--- ENTRIES SUPPLIED Enclosed Below ---

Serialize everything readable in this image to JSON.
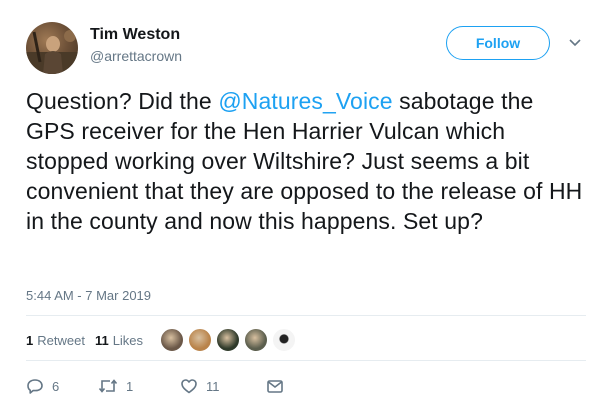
{
  "user": {
    "name": "Tim Weston",
    "handle": "@arrettacrown"
  },
  "follow_label": "Follow",
  "tweet": {
    "text_before": "Question? Did the ",
    "mention": "@Natures_Voice",
    "text_after": " sabotage the GPS receiver for the Hen Harrier Vulcan which stopped working over Wiltshire? Just seems a bit convenient that they are opposed to the release of HH in the county and now this happens. Set up?"
  },
  "timestamp": "5:44 AM - 7 Mar 2019",
  "stats": {
    "retweets_count": "1",
    "retweets_label": "Retweet",
    "likes_count": "11",
    "likes_label": "Likes"
  },
  "likers": [
    {
      "icon": "avatar-1",
      "color": "#6b5848"
    },
    {
      "icon": "avatar-2",
      "color": "#b9834a"
    },
    {
      "icon": "avatar-3",
      "color": "#2f3a2a"
    },
    {
      "icon": "avatar-4",
      "color": "#5b5e4d"
    },
    {
      "icon": "avatar-5",
      "color": "#f4f4f4"
    }
  ],
  "actions": {
    "reply_count": "6",
    "retweet_count": "1",
    "like_count": "11"
  },
  "colors": {
    "accent": "#1da1f2",
    "text": "#14171a",
    "muted": "#657786",
    "divider": "#e6ecf0"
  }
}
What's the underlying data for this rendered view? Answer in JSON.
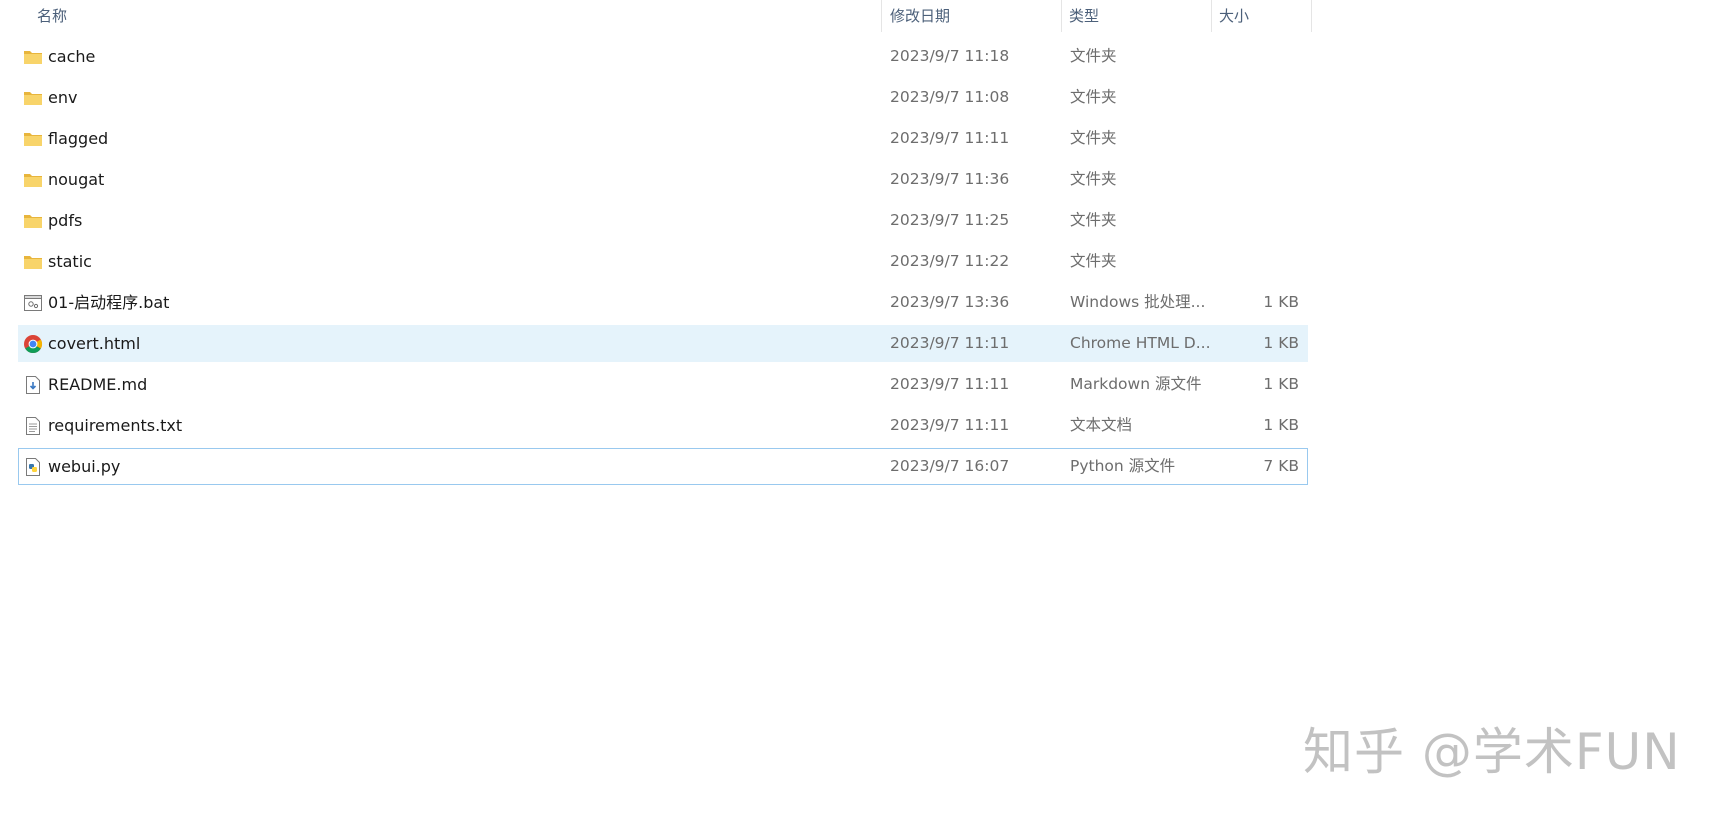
{
  "header": {
    "name": "名称",
    "date": "修改日期",
    "type": "类型",
    "size": "大小",
    "sort_indicator": "^"
  },
  "files": [
    {
      "name": "cache",
      "date": "2023/9/7 11:18",
      "type": "文件夹",
      "size": "",
      "icon": "folder-icon"
    },
    {
      "name": "env",
      "date": "2023/9/7 11:08",
      "type": "文件夹",
      "size": "",
      "icon": "folder-icon"
    },
    {
      "name": "flagged",
      "date": "2023/9/7 11:11",
      "type": "文件夹",
      "size": "",
      "icon": "folder-icon"
    },
    {
      "name": "nougat",
      "date": "2023/9/7 11:36",
      "type": "文件夹",
      "size": "",
      "icon": "folder-icon"
    },
    {
      "name": "pdfs",
      "date": "2023/9/7 11:25",
      "type": "文件夹",
      "size": "",
      "icon": "folder-icon"
    },
    {
      "name": "static",
      "date": "2023/9/7 11:22",
      "type": "文件夹",
      "size": "",
      "icon": "folder-icon"
    },
    {
      "name": "01-启动程序.bat",
      "date": "2023/9/7 13:36",
      "type": "Windows 批处理...",
      "size": "1 KB",
      "icon": "batch-file-icon"
    },
    {
      "name": "covert.html",
      "date": "2023/9/7 11:11",
      "type": "Chrome HTML D...",
      "size": "1 KB",
      "icon": "chrome-icon"
    },
    {
      "name": "README.md",
      "date": "2023/9/7 11:11",
      "type": "Markdown 源文件",
      "size": "1 KB",
      "icon": "markdown-file-icon"
    },
    {
      "name": "requirements.txt",
      "date": "2023/9/7 11:11",
      "type": "文本文档",
      "size": "1 KB",
      "icon": "text-file-icon"
    },
    {
      "name": "webui.py",
      "date": "2023/9/7 16:07",
      "type": "Python 源文件",
      "size": "7 KB",
      "icon": "python-file-icon"
    }
  ],
  "watermark": "知乎 @学术FUN",
  "colors": {
    "header_text": "#4c607a",
    "hover_bg": "#e5f3fb",
    "focus_border": "#99c9ef",
    "folder_yellow": "#f8d46a"
  }
}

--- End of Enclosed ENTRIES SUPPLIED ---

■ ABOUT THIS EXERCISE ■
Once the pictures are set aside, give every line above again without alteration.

■ RESPONSE ■
Serialize everything readable in this image to JSON.
{
  "user": {
    "name": "Tim Weston",
    "handle": "@arrettacrown"
  },
  "follow_label": "Follow",
  "tweet": {
    "text_before": "Question? Did the ",
    "mention": "@Natures_Voice",
    "text_after": " sabotage the GPS receiver for the Hen Harrier Vulcan which stopped working over Wiltshire? Just seems a bit convenient that they are opposed to the release of HH in the county and now this happens. Set up?"
  },
  "timestamp": "5:44 AM - 7 Mar 2019",
  "stats": {
    "retweets_count": "1",
    "retweets_label": "Retweet",
    "likes_count": "11",
    "likes_label": "Likes"
  },
  "likers": [
    {
      "icon": "avatar-1",
      "color": "#6b5848"
    },
    {
      "icon": "avatar-2",
      "color": "#b9834a"
    },
    {
      "icon": "avatar-3",
      "color": "#2f3a2a"
    },
    {
      "icon": "avatar-4",
      "color": "#5b5e4d"
    },
    {
      "icon": "avatar-5",
      "color": "#f4f4f4"
    }
  ],
  "actions": {
    "reply_count": "6",
    "retweet_count": "1",
    "like_count": "11"
  },
  "colors": {
    "accent": "#1da1f2",
    "text": "#14171a",
    "muted": "#657786",
    "divider": "#e6ecf0"
  }
}
What's the underlying data for this rendered view? Answer in JSON.
{
  "header": {
    "name": "名称",
    "date": "修改日期",
    "type": "类型",
    "size": "大小",
    "sort_indicator": "^"
  },
  "files": [
    {
      "name": "cache",
      "date": "2023/9/7 11:18",
      "type": "文件夹",
      "size": "",
      "icon": "folder-icon"
    },
    {
      "name": "env",
      "date": "2023/9/7 11:08",
      "type": "文件夹",
      "size": "",
      "icon": "folder-icon"
    },
    {
      "name": "flagged",
      "date": "2023/9/7 11:11",
      "type": "文件夹",
      "size": "",
      "icon": "folder-icon"
    },
    {
      "name": "nougat",
      "date": "2023/9/7 11:36",
      "type": "文件夹",
      "size": "",
      "icon": "folder-icon"
    },
    {
      "name": "pdfs",
      "date": "2023/9/7 11:25",
      "type": "文件夹",
      "size": "",
      "icon": "folder-icon"
    },
    {
      "name": "static",
      "date": "2023/9/7 11:22",
      "type": "文件夹",
      "size": "",
      "icon": "folder-icon"
    },
    {
      "name": "01-启动程序.bat",
      "date": "2023/9/7 13:36",
      "type": "Windows 批处理...",
      "size": "1 KB",
      "icon": "batch-file-icon"
    },
    {
      "name": "covert.html",
      "date": "2023/9/7 11:11",
      "type": "Chrome HTML D...",
      "size": "1 KB",
      "icon": "chrome-icon"
    },
    {
      "name": "README.md",
      "date": "2023/9/7 11:11",
      "type": "Markdown 源文件",
      "size": "1 KB",
      "icon": "markdown-file-icon"
    },
    {
      "name": "requirements.txt",
      "date": "2023/9/7 11:11",
      "type": "文本文档",
      "size": "1 KB",
      "icon": "text-file-icon"
    },
    {
      "name": "webui.py",
      "date": "2023/9/7 16:07",
      "type": "Python 源文件",
      "size": "7 KB",
      "icon": "python-file-icon"
    }
  ],
  "watermark": "知乎 @学术FUN",
  "colors": {
    "header_text": "#4c607a",
    "hover_bg": "#e5f3fb",
    "focus_border": "#99c9ef",
    "folder_yellow": "#f8d46a"
  }
}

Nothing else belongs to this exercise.